[Recorded data]
⟨

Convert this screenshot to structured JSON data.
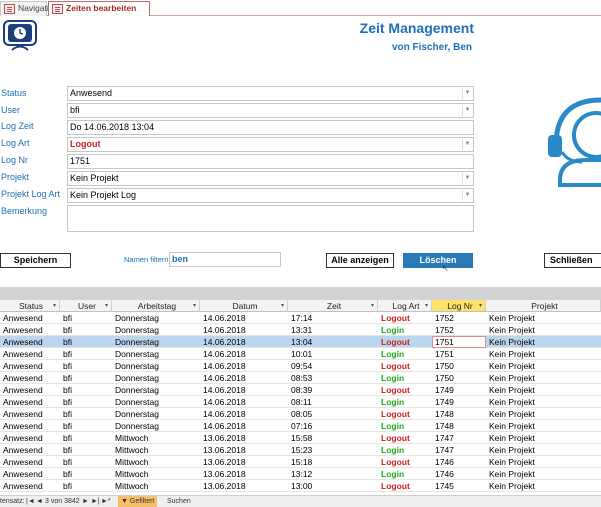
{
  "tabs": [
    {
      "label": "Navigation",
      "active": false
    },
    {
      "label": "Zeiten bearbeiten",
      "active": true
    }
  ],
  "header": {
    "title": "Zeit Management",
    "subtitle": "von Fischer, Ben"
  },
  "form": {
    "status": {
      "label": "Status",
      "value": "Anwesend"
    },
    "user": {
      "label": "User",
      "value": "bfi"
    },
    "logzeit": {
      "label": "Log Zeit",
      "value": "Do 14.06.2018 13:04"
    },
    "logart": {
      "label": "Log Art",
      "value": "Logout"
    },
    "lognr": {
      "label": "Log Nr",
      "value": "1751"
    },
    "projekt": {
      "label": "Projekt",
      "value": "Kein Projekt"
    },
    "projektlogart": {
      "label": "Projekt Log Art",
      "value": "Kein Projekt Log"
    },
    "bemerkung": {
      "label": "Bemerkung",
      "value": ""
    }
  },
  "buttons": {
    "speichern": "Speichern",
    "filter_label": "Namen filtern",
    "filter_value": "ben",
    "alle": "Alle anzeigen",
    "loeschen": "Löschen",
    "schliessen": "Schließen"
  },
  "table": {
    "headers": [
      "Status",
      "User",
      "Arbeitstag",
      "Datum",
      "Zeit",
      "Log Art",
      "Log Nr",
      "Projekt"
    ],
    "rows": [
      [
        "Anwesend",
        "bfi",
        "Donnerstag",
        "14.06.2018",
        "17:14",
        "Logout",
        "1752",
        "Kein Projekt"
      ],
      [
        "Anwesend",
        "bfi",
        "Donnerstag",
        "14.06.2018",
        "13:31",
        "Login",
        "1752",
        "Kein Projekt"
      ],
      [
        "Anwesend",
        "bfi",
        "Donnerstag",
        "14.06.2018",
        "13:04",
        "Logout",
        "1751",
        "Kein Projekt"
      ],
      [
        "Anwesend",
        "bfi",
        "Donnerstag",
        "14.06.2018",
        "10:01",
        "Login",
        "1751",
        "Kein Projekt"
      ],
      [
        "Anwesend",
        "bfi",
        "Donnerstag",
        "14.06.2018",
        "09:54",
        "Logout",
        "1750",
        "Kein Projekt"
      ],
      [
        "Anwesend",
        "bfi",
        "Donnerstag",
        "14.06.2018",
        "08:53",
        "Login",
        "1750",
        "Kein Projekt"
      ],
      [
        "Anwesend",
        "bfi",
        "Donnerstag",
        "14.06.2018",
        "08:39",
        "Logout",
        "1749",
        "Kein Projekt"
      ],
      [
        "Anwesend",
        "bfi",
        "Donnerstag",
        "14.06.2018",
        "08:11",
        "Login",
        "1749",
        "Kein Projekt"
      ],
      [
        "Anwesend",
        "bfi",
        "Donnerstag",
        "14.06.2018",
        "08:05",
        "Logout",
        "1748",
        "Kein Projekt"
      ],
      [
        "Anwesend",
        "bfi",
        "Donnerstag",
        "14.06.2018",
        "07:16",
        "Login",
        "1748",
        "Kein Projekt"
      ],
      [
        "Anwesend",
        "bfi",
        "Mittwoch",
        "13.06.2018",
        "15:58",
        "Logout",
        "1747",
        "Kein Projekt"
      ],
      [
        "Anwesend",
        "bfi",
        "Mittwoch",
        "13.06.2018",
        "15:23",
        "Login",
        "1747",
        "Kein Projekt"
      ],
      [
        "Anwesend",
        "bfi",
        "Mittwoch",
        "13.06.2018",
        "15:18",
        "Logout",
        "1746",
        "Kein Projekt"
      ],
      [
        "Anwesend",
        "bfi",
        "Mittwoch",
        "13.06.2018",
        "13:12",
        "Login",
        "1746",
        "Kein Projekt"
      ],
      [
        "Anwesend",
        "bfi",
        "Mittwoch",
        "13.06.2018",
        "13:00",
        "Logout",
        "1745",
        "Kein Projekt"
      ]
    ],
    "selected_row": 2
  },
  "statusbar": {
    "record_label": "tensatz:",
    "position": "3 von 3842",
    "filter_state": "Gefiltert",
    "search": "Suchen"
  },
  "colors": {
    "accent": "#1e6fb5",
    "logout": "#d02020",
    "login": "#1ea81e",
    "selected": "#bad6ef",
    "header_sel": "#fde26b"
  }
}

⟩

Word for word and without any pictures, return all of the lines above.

Convert this screenshot to structured JSON data.
{
  "tabs": [
    {
      "label": "Navigation",
      "active": false
    },
    {
      "label": "Zeiten bearbeiten",
      "active": true
    }
  ],
  "header": {
    "title": "Zeit Management",
    "subtitle": "von Fischer, Ben"
  },
  "form": {
    "status": {
      "label": "Status",
      "value": "Anwesend"
    },
    "user": {
      "label": "User",
      "value": "bfi"
    },
    "logzeit": {
      "label": "Log Zeit",
      "value": "Do 14.06.2018 13:04"
    },
    "logart": {
      "label": "Log Art",
      "value": "Logout"
    },
    "lognr": {
      "label": "Log Nr",
      "value": "1751"
    },
    "projekt": {
      "label": "Projekt",
      "value": "Kein Projekt"
    },
    "projektlogart": {
      "label": "Projekt Log Art",
      "value": "Kein Projekt Log"
    },
    "bemerkung": {
      "label": "Bemerkung",
      "value": ""
    }
  },
  "buttons": {
    "speichern": "Speichern",
    "filter_label": "Namen filtern",
    "filter_value": "ben",
    "alle": "Alle anzeigen",
    "loeschen": "Löschen",
    "schliessen": "Schließen"
  },
  "table": {
    "headers": [
      "Status",
      "User",
      "Arbeitstag",
      "Datum",
      "Zeit",
      "Log Art",
      "Log Nr",
      "Projekt"
    ],
    "rows": [
      [
        "Anwesend",
        "bfi",
        "Donnerstag",
        "14.06.2018",
        "17:14",
        "Logout",
        "1752",
        "Kein Projekt"
      ],
      [
        "Anwesend",
        "bfi",
        "Donnerstag",
        "14.06.2018",
        "13:31",
        "Login",
        "1752",
        "Kein Projekt"
      ],
      [
        "Anwesend",
        "bfi",
        "Donnerstag",
        "14.06.2018",
        "13:04",
        "Logout",
        "1751",
        "Kein Projekt"
      ],
      [
        "Anwesend",
        "bfi",
        "Donnerstag",
        "14.06.2018",
        "10:01",
        "Login",
        "1751",
        "Kein Projekt"
      ],
      [
        "Anwesend",
        "bfi",
        "Donnerstag",
        "14.06.2018",
        "09:54",
        "Logout",
        "1750",
        "Kein Projekt"
      ],
      [
        "Anwesend",
        "bfi",
        "Donnerstag",
        "14.06.2018",
        "08:53",
        "Login",
        "1750",
        "Kein Projekt"
      ],
      [
        "Anwesend",
        "bfi",
        "Donnerstag",
        "14.06.2018",
        "08:39",
        "Logout",
        "1749",
        "Kein Projekt"
      ],
      [
        "Anwesend",
        "bfi",
        "Donnerstag",
        "14.06.2018",
        "08:11",
        "Login",
        "1749",
        "Kein Projekt"
      ],
      [
        "Anwesend",
        "bfi",
        "Donnerstag",
        "14.06.2018",
        "08:05",
        "Logout",
        "1748",
        "Kein Projekt"
      ],
      [
        "Anwesend",
        "bfi",
        "Donnerstag",
        "14.06.2018",
        "07:16",
        "Login",
        "1748",
        "Kein Projekt"
      ],
      [
        "Anwesend",
        "bfi",
        "Mittwoch",
        "13.06.2018",
        "15:58",
        "Logout",
        "1747",
        "Kein Projekt"
      ],
      [
        "Anwesend",
        "bfi",
        "Mittwoch",
        "13.06.2018",
        "15:23",
        "Login",
        "1747",
        "Kein Projekt"
      ],
      [
        "Anwesend",
        "bfi",
        "Mittwoch",
        "13.06.2018",
        "15:18",
        "Logout",
        "1746",
        "Kein Projekt"
      ],
      [
        "Anwesend",
        "bfi",
        "Mittwoch",
        "13.06.2018",
        "13:12",
        "Login",
        "1746",
        "Kein Projekt"
      ],
      [
        "Anwesend",
        "bfi",
        "Mittwoch",
        "13.06.2018",
        "13:00",
        "Logout",
        "1745",
        "Kein Projekt"
      ]
    ],
    "selected_row": 2
  },
  "statusbar": {
    "record_label": "tensatz:",
    "position": "3 von 3842",
    "filter_state": "Gefiltert",
    "search": "Suchen"
  },
  "colors": {
    "accent": "#1e6fb5",
    "logout": "#d02020",
    "login": "#1ea81e",
    "selected": "#bad6ef",
    "header_sel": "#fde26b"
  }
}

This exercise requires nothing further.